|Some of the Pololu metal gearmotors.|
|Size:||24.2D x 43L mm1|
|Free-run speed @ 6V:||2800 rpm|
|Stall current @ 6V:||550 mA|
|Stall torque @ 6V:||1 oz·in|
|Free-run speed @ 12V:||5600 rpm|
|Free-run current @ 12V:||20 mA|
|Stall current @ 12V:||1100 mA|
|Stall torque @ 12V:||2 oz·in|
|Lead length:||8 in3|
|Motor type:||1.1A stall @ 12V (LP 12V)|
Note: This is not an easy modification, and the chassis can be damaged if it is not done properly, so we generally recommend against it, and we can only provide very limited support for those who want to attempt it. The manufacturer did not intend for the chassis to be modified in this way, and we do not know how well such a modification will work out.
No; the information we have available for this motor can be found on its product page. However, you can approximate various additional motor parameters from the information found in the “Specs” tab.
The electrical resistance of the motor can be approximated by dividing the rated voltage by the stall current (at the rated voltage). The electromotive force constant (Ke) can be approximated by dividing the rated voltage by the free-run speed (at the rated voltage). To approximate the motor torque constant (Kt), you can divide the stall torque by the stall current.

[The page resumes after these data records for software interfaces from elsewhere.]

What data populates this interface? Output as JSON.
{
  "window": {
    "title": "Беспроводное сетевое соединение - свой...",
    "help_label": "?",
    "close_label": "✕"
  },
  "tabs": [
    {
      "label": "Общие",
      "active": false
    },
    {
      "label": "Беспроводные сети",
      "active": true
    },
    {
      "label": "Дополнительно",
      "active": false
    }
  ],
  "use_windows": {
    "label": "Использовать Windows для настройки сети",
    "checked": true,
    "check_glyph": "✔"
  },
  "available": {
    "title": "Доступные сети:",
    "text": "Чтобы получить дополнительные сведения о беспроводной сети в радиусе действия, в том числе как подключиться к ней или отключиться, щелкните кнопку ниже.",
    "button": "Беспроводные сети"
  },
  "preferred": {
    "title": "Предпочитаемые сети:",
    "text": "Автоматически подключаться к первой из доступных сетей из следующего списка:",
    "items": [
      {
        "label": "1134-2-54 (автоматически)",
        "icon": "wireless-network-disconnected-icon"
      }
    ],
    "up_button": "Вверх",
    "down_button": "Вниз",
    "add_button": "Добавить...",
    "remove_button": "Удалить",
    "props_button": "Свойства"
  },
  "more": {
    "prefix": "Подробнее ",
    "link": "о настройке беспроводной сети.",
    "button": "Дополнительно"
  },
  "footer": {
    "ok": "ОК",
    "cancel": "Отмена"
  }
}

For pretty much any DC motor, the current, speed, power, and efficiency curves as a function of torque will look like those in the graph below (assuming motor voltage and temperature are constant):

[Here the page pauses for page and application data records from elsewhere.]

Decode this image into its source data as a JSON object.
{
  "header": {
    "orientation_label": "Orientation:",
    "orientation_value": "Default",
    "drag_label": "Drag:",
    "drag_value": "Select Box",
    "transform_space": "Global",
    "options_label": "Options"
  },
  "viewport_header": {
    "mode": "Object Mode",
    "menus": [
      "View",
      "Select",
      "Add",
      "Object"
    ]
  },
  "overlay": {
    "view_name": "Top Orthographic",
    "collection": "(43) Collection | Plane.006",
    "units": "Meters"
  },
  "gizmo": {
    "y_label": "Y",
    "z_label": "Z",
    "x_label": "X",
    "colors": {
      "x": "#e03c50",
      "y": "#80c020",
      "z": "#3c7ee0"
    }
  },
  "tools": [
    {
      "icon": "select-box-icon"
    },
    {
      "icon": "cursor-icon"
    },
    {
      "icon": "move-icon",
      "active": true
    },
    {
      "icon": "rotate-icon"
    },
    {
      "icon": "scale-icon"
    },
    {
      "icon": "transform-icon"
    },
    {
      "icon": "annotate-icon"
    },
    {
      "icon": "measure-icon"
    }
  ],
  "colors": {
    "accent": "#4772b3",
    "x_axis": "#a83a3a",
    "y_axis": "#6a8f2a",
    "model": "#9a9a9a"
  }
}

The current and speed curves are approximately linear, and the product pages for our motors provide the approximate end points for these lines: (0 torque, no-load current) and (stall torque, stall current) for the red line, and (0 torque, no-load speed) and (stall torque, 0 speed) for the blue line.
The orange output power curve is the product of the speed and the torque, which results in an inverted parabola with its peak at 50% of the stall torque.
The green efficiency curve is the output power divided by the input power, where the input power is current times voltage. The voltage is constant, so you can divide the output power curve by the current line to get the general shape of the efficiency curve, which in turn lets you identify the torque, speed, and current that correspond to max efficiency.
There are many programs out there that you can use to generate these curves. For example, if you have access to MATLAB, you can use this customer-created MATLAB script to generate these motor plots for you from the specifications we provide for each gearmotor.
Note: A good general rule of thumb is to keep the continuous load on a DC motor from exceeding approximately 20% to 30% of the stall torque. Stalling gearmotors can greatly decrease their lifetimes, occasionally resulting in to the gearbox or thermal damage to the motor windings or brushes. Do not expect to be able to safely operate a brushed DC gearmotor all the way to stall. The safe operating range will depend on the specifics of the gearmotor itself.